TASK DESCRIPTION:
Find every line below that contains the word "icon" and copy it out.

*** DATA Section Begins ***

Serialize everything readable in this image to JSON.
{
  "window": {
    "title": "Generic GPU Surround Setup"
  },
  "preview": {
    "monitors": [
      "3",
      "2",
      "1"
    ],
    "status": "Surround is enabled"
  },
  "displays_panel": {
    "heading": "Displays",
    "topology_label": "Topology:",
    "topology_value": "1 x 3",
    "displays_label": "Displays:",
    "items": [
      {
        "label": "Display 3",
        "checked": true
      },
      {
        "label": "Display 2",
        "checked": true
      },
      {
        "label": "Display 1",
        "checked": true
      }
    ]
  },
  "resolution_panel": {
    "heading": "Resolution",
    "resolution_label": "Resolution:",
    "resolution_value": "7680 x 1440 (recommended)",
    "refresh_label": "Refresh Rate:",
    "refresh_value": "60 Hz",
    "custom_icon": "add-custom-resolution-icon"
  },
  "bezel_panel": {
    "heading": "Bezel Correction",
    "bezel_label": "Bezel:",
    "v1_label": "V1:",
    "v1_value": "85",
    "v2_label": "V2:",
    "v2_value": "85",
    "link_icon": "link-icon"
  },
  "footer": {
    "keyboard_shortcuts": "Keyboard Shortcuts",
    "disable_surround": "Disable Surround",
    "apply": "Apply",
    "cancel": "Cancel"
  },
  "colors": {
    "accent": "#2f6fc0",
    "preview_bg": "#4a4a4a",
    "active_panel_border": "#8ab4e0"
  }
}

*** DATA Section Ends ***

ANSWER TO THIS EXERCISE:
    "custom_icon": "add-custom-resolution-icon"
    "link_icon": "link-icon"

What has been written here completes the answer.